_Exercise objective:_ Copy the data that follows, exactly and completely.

[[ Data for the task, beginning ]]

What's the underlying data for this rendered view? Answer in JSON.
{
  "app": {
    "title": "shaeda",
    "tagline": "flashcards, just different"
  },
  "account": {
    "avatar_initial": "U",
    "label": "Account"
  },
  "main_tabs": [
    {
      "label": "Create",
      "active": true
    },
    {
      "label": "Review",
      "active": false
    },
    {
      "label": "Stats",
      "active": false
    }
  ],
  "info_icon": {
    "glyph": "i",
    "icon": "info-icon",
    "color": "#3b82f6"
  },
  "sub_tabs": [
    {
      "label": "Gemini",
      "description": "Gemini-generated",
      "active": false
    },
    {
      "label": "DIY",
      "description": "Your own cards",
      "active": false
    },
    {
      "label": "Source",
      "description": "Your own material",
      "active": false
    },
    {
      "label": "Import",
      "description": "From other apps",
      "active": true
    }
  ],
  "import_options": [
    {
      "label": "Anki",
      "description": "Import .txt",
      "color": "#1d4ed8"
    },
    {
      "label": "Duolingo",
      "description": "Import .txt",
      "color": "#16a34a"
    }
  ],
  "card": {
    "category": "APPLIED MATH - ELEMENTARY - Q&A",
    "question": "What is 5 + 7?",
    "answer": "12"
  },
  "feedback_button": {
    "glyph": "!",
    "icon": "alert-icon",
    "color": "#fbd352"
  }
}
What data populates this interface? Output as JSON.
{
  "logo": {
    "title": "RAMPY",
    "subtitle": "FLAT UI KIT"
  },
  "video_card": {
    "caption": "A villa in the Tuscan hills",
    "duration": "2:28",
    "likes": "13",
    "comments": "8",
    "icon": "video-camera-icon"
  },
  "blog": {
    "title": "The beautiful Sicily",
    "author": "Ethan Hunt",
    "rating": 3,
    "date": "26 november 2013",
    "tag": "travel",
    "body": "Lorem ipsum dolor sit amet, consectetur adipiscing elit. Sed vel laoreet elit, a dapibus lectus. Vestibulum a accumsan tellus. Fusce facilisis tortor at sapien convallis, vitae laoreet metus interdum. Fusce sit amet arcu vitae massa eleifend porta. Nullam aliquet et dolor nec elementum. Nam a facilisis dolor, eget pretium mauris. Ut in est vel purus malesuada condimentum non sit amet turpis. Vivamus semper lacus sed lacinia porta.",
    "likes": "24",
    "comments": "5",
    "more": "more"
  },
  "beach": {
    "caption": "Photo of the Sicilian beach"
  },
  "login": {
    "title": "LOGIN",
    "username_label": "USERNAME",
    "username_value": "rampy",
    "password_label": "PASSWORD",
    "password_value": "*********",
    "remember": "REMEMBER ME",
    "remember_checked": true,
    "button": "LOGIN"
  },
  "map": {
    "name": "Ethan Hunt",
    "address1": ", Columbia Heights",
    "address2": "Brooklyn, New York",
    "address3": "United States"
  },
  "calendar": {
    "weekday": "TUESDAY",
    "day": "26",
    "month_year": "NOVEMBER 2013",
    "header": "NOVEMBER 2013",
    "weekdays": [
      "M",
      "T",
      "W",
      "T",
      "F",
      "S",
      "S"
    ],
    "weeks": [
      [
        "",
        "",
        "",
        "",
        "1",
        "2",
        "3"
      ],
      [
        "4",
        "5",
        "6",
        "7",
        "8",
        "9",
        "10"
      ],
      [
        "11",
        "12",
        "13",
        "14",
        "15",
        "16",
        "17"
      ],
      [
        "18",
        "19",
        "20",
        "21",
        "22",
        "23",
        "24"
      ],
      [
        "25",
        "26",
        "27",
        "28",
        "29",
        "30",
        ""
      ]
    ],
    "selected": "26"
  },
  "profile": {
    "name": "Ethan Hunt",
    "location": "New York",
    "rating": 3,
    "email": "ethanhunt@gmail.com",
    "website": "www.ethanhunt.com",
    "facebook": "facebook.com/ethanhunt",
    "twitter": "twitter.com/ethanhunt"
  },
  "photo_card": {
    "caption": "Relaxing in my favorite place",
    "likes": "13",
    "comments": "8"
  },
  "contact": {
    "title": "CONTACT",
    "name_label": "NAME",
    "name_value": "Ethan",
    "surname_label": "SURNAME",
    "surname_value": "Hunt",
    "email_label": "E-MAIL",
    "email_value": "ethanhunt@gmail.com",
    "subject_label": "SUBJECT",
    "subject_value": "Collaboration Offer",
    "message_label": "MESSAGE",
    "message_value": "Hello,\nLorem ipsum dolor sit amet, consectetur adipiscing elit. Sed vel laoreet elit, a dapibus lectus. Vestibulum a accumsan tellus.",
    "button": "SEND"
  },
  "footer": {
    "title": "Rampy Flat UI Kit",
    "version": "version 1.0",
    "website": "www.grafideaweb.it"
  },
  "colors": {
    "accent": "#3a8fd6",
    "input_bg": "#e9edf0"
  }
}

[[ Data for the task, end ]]

_Response to the task:_
What's the underlying data for this rendered view? Answer in JSON.
{
  "app": {
    "title": "shaeda",
    "tagline": "flashcards, just different"
  },
  "account": {
    "avatar_initial": "U",
    "label": "Account"
  },
  "main_tabs": [
    {
      "label": "Create",
      "active": true
    },
    {
      "label": "Review",
      "active": false
    },
    {
      "label": "Stats",
      "active": false
    }
  ],
  "info_icon": {
    "glyph": "i",
    "icon": "info-icon",
    "color": "#3b82f6"
  },
  "sub_tabs": [
    {
      "label": "Gemini",
      "description": "Gemini-generated",
      "active": false
    },
    {
      "label": "DIY",
      "description": "Your own cards",
      "active": false
    },
    {
      "label": "Source",
      "description": "Your own material",
      "active": false
    },
    {
      "label": "Import",
      "description": "From other apps",
      "active": true
    }
  ],
  "import_options": [
    {
      "label": "Anki",
      "description": "Import .txt",
      "color": "#1d4ed8"
    },
    {
      "label": "Duolingo",
      "description": "Import .txt",
      "color": "#16a34a"
    }
  ],
  "card": {
    "category": "APPLIED MATH - ELEMENTARY - Q&A",
    "question": "What is 5 + 7?",
    "answer": "12"
  },
  "feedback_button": {
    "glyph": "!",
    "icon": "alert-icon",
    "color": "#fbd352"
  }
}
What data populates this interface? Output as JSON.
{
  "logo": {
    "title": "RAMPY",
    "subtitle": "FLAT UI KIT"
  },
  "video_card": {
    "caption": "A villa in the Tuscan hills",
    "duration": "2:28",
    "likes": "13",
    "comments": "8",
    "icon": "video-camera-icon"
  },
  "blog": {
    "title": "The beautiful Sicily",
    "author": "Ethan Hunt",
    "rating": 3,
    "date": "26 november 2013",
    "tag": "travel",
    "body": "Lorem ipsum dolor sit amet, consectetur adipiscing elit. Sed vel laoreet elit, a dapibus lectus. Vestibulum a accumsan tellus. Fusce facilisis tortor at sapien convallis, vitae laoreet metus interdum. Fusce sit amet arcu vitae massa eleifend porta. Nullam aliquet et dolor nec elementum. Nam a facilisis dolor, eget pretium mauris. Ut in est vel purus malesuada condimentum non sit amet turpis. Vivamus semper lacus sed lacinia porta.",
    "likes": "24",
    "comments": "5",
    "more": "more"
  },
  "beach": {
    "caption": "Photo of the Sicilian beach"
  },
  "login": {
    "title": "LOGIN",
    "username_label": "USERNAME",
    "username_value": "rampy",
    "password_label": "PASSWORD",
    "password_value": "*********",
    "remember": "REMEMBER ME",
    "remember_checked": true,
    "button": "LOGIN"
  },
  "map": {
    "name": "Ethan Hunt",
    "address1": ", Columbia Heights",
    "address2": "Brooklyn, New York",
    "address3": "United States"
  },
  "calendar": {
    "weekday": "TUESDAY",
    "day": "26",
    "month_year": "NOVEMBER 2013",
    "header": "NOVEMBER 2013",
    "weekdays": [
      "M",
      "T",
      "W",
      "T",
      "F",
      "S",
      "S"
    ],
    "weeks": [
      [
        "",
        "",
        "",
        "",
        "1",
        "2",
        "3"
      ],
      [
        "4",
        "5",
        "6",
        "7",
        "8",
        "9",
        "10"
      ],
      [
        "11",
        "12",
        "13",
        "14",
        "15",
        "16",
        "17"
      ],
      [
        "18",
        "19",
        "20",
        "21",
        "22",
        "23",
        "24"
      ],
      [
        "25",
        "26",
        "27",
        "28",
        "29",
        "30",
        ""
      ]
    ],
    "selected": "26"
  },
  "profile": {
    "name": "Ethan Hunt",
    "location": "New York",
    "rating": 3,
    "email": "ethanhunt@gmail.com",
    "website": "www.ethanhunt.com",
    "facebook": "facebook.com/ethanhunt",
    "twitter": "twitter.com/ethanhunt"
  },
  "photo_card": {
    "caption": "Relaxing in my favorite place",
    "likes": "13",
    "comments": "8"
  },
  "contact": {
    "title": "CONTACT",
    "name_label": "NAME",
    "name_value": "Ethan",
    "surname_label": "SURNAME",
    "surname_value": "Hunt",
    "email_label": "E-MAIL",
    "email_value": "ethanhunt@gmail.com",
    "subject_label": "SUBJECT",
    "subject_value": "Collaboration Offer",
    "message_label": "MESSAGE",
    "message_value": "Hello,\nLorem ipsum dolor sit amet, consectetur adipiscing elit. Sed vel laoreet elit, a dapibus lectus. Vestibulum a accumsan tellus.",
    "button": "SEND"
  },
  "footer": {
    "title": "Rampy Flat UI Kit",
    "version": "version 1.0",
    "website": "www.grafideaweb.it"
  },
  "colors": {
    "accent": "#3a8fd6",
    "input_bg": "#e9edf0"
  }
}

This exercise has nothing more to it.